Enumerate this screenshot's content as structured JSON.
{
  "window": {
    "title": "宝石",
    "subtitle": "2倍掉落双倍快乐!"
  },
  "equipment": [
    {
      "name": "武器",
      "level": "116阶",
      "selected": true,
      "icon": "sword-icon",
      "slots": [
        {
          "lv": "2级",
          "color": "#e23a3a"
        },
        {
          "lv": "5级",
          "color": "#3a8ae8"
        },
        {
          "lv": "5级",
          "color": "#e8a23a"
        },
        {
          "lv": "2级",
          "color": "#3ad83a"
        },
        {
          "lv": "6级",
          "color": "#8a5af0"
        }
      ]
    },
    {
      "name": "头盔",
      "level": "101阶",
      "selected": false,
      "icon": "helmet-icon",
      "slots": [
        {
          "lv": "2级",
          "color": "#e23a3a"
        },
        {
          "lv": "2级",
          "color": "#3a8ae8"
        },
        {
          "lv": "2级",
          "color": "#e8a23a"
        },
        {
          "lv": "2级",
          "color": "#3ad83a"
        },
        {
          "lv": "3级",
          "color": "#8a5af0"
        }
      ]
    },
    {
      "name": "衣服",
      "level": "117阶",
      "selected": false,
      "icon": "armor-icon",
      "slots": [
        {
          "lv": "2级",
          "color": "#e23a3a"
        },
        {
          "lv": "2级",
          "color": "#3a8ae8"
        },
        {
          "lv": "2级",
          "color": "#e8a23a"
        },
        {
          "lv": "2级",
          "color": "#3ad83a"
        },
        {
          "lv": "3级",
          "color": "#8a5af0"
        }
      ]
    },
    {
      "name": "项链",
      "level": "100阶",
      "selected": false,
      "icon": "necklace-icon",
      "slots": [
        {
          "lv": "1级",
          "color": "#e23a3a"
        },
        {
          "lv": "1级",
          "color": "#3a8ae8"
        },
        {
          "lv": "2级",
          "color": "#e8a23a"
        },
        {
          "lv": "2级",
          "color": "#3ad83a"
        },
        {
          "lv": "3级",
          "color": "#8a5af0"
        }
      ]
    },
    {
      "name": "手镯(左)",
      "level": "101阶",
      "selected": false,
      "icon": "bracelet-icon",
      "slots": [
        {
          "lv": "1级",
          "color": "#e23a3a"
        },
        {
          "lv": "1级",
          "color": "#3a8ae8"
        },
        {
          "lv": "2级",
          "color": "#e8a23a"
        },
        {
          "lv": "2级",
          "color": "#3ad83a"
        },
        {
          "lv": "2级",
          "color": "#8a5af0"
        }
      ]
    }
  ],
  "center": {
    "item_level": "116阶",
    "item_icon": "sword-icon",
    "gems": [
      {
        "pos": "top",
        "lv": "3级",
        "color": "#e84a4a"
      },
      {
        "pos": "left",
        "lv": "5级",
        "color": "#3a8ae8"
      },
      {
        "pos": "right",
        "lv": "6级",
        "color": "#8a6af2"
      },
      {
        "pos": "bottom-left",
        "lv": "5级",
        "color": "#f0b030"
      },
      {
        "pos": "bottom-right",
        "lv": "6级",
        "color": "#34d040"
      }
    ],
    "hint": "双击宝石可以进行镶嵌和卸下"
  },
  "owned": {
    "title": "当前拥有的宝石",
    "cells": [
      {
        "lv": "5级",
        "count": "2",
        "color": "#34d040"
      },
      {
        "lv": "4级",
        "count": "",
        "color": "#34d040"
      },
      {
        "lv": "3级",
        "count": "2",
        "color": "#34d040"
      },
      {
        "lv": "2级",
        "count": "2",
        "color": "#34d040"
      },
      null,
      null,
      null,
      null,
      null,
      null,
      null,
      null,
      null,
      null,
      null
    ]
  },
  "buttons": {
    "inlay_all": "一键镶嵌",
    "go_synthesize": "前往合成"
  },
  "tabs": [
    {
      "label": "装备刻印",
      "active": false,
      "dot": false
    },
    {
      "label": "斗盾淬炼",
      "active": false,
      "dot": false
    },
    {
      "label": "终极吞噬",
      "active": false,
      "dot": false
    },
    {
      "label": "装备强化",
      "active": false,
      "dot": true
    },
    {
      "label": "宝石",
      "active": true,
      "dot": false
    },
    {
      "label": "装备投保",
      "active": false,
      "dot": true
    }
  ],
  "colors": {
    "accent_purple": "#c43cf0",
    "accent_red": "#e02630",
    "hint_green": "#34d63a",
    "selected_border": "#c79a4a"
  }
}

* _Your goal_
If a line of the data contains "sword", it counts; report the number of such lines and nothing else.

* _Task result_
2